I was doing some figuring. I've posted 151 times since I switched over to Typepad, and only eleven times this month (August). I was busy, much busier than usual. I also find that it's hardto get back in the blog groove once you've had a hiatus. I've had 684 comments, roughly 4.5 per post. Hardly gangbusters there. It figures that about one out of every eighteen people, or hits, leaves a comment. What do the rest of you think? I'd love to hear from you, know who you are, stuff like that, you know? Typepad's figures are a bit wonky. I have another hit counter that isn't coming up witht te same numbers. Maybe they're both wrong, who'd know?
Trivial stuff in the face of the natural (seems super-natural to me) disaster that keeps unfolding in our south. I sit here in my office / bedroom / studio and work on this months' billing, check my email, and ply bobbins of mohair that I've been accumulating over the past weeks while waiting for the printer to finish each batch. The pouring rain has let up enough to take a breather and walk down to the barn. I have everything. Guilt creeps into the cracks in my psyche. I am a TV voyeur, awstruck at the enormity of what I am witnessing. Contrary to reason, those in rural or poorer conditions may actually be in a better situation to cope. Imagine being walled in by all the concrete; your home, your neighborhood and all those surrounding you, filled as you would a backyard pool. City dwellers neither have the resources nor skills to fight back. Country folks use propane, not natural gas. It's stored onsight in big tanks in the backyard. We're used to having power outages and stock things like batteries, candles, and drinking water as a matter of daily life. We have axes and chain saws. We have tractors, and folks that know what to do with them. I can't imagine what it would be, to be stuck on an elevated highway, or a roof for that matter, an island of concrete in the hot sun without water or food, with kids or elderly parents or just not knowing where they were... or..
Get those people on buses, trucks and boats and get them out of there where they can be taken care of or take care of themselves. Water trucks, where are they?
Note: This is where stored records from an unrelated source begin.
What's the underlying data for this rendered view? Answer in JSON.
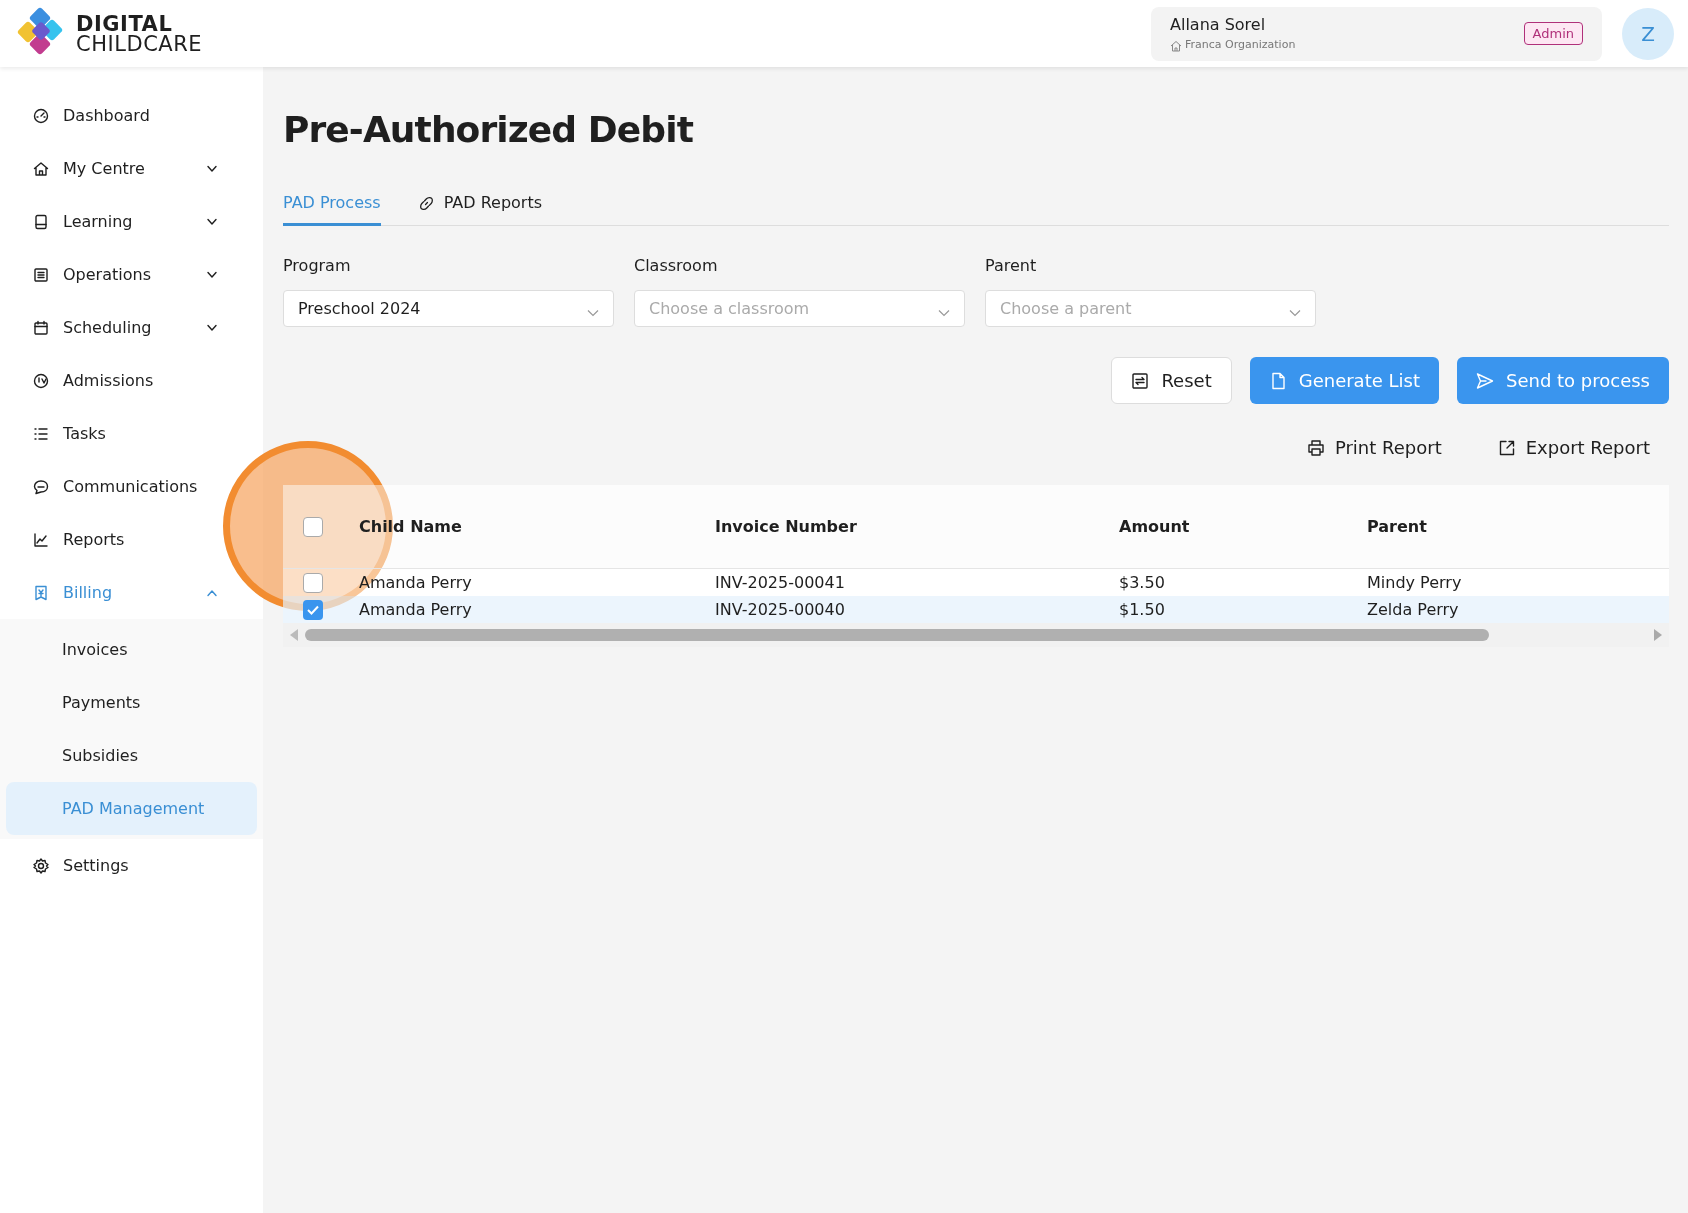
{
  "brand": {
    "line_1": "DIGITAL",
    "line_2": "CHILDCARE"
  },
  "user": {
    "name": "Allana Sorel",
    "organization": "Franca Organization",
    "role": "Admin",
    "avatar": "Z"
  },
  "sidebar": {
    "items": [
      {
        "label": "Dashboard",
        "selected": false
      },
      {
        "label": "My Centre",
        "selected": false,
        "expanded": false
      },
      {
        "label": "Learning",
        "selected": false,
        "expanded": false
      },
      {
        "label": "Operations",
        "selected": false,
        "expanded": false
      },
      {
        "label": "Scheduling",
        "selected": false,
        "expanded": false
      },
      {
        "label": "Admissions",
        "selected": false
      },
      {
        "label": "Tasks",
        "selected": false
      },
      {
        "label": "Communications",
        "selected": false
      },
      {
        "label": "Reports",
        "selected": false
      },
      {
        "label": "Billing",
        "selected": true,
        "expanded": true,
        "children": [
          {
            "label": "Invoices",
            "selected": false
          },
          {
            "label": "Payments",
            "selected": false
          },
          {
            "label": "Subsidies",
            "selected": false
          },
          {
            "label": "PAD Management",
            "selected": true
          }
        ]
      },
      {
        "label": "Settings",
        "selected": false
      }
    ]
  },
  "page_title": "Pre-Authorized Debit",
  "tabs": [
    {
      "label": "PAD Process",
      "selected": true
    },
    {
      "label": "PAD Reports",
      "selected": false
    }
  ],
  "filters": [
    {
      "label": "Program",
      "value": "Preschool 2024"
    },
    {
      "label": "Classroom",
      "placeholder": "Choose a classroom"
    },
    {
      "label": "Parent",
      "placeholder": "Choose a parent"
    }
  ],
  "actions": [
    {
      "label": "Reset",
      "kind": "outline"
    },
    {
      "label": "Generate List",
      "kind": "primary"
    },
    {
      "label": "Send to process",
      "kind": "primary"
    }
  ],
  "report_links": [
    "Print Report",
    "Export Report"
  ],
  "table": {
    "all_checked": false,
    "columns": [
      "Child Name",
      "Invoice Number",
      "Amount",
      "Parent"
    ],
    "rows": [
      {
        "checked": false,
        "cells": [
          "Amanda Perry",
          "INV-2025-00041",
          "$3.50",
          "Mindy Perry"
        ]
      },
      {
        "checked": true,
        "cells": [
          "Amanda Perry",
          "INV-2025-00040",
          "$1.50",
          "Zelda Perry"
        ]
      }
    ]
  }
}
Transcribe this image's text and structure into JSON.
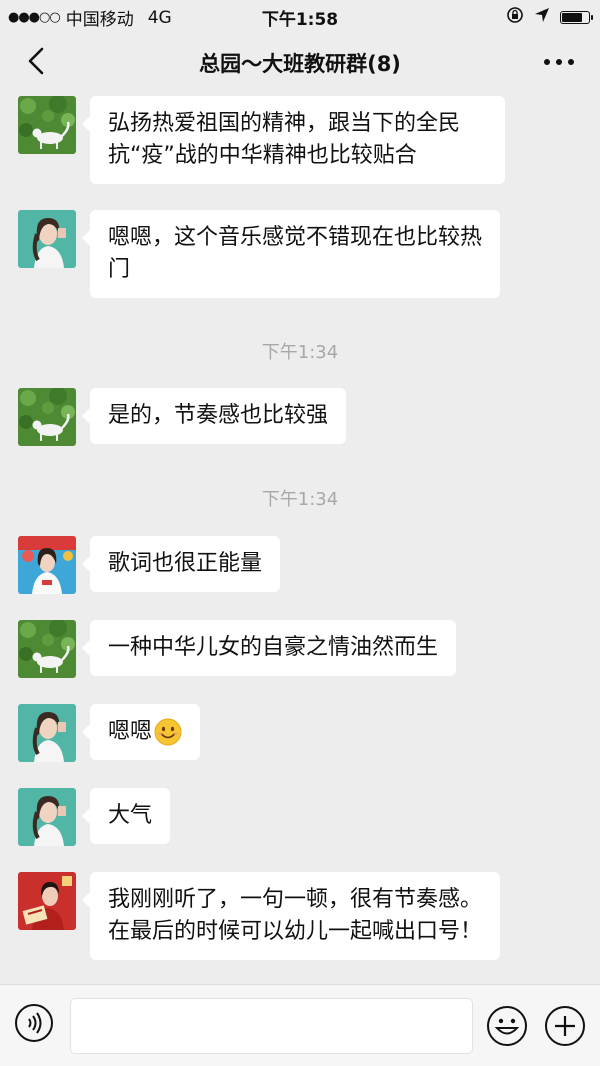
{
  "status_bar": {
    "signal_dots": "●●●○○",
    "carrier": "中国移动",
    "network": "4G",
    "time": "下午1:58",
    "battery_level": 0.85
  },
  "nav": {
    "title": "总园～大班教研群(8)"
  },
  "messages": [
    {
      "sender": "cat-avatar",
      "text": "弘扬热爱祖国的精神，跟当下的全民抗“疫”战的中华精神也比较贴合"
    },
    {
      "sender": "girl-avatar",
      "text": "嗯嗯，这个音乐感觉不错现在也比较热门"
    },
    {
      "type": "time",
      "text": "下午1:34"
    },
    {
      "sender": "cat-avatar",
      "text": "是的，节奏感也比较强"
    },
    {
      "type": "time",
      "text": "下午1:34"
    },
    {
      "sender": "girl-red-avatar",
      "text": "歌词也很正能量"
    },
    {
      "sender": "cat-avatar",
      "text": "一种中华儿女的自豪之情油然而生"
    },
    {
      "sender": "girl-avatar",
      "text": "嗯嗯",
      "emoji": "smile-emoji"
    },
    {
      "sender": "girl-avatar",
      "text": "大气"
    },
    {
      "sender": "man-avatar",
      "text": "我刚刚听了，一句一顿，很有节奏感。在最后的时候可以幼儿一起喊出口号！"
    }
  ],
  "input": {
    "value": "",
    "placeholder": ""
  },
  "colors": {
    "background": "#ededed",
    "bubble": "#ffffff",
    "time_label": "#a8a8a8",
    "cat_avatar_green": "#5a8f3c",
    "girl_avatar_teal": "#4fb3a3"
  }
}
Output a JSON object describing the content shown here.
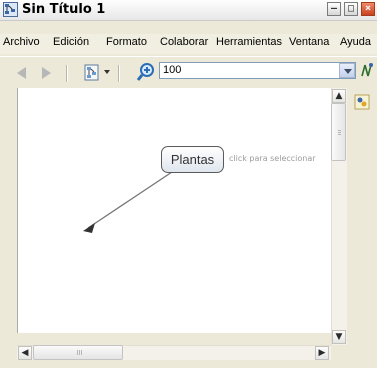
{
  "window": {
    "title": "Sin Título 1",
    "controls": [
      "minimize",
      "maximize",
      "close"
    ]
  },
  "menu": {
    "items": [
      "Archivo",
      "Edición",
      "Formato",
      "Colaborar",
      "Herramientas",
      "Ventana",
      "Ayuda"
    ]
  },
  "toolbar": {
    "zoom_value": "100",
    "icons": [
      "back-arrow-icon",
      "forward-arrow-icon",
      "view-options-icon",
      "zoom-icon",
      "map-icon"
    ]
  },
  "canvas": {
    "concept_label": "Plantas",
    "hint_text": "click para seleccionar"
  },
  "colors": {
    "arrow": "#777777",
    "node_border": "#5a5a5a",
    "background": "#ece9d8"
  }
}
This is a disaster that has been in the making for years. I remember talking to folks in New Orleans fourteen years ago about just this kind of a situation. There must be a plan, right??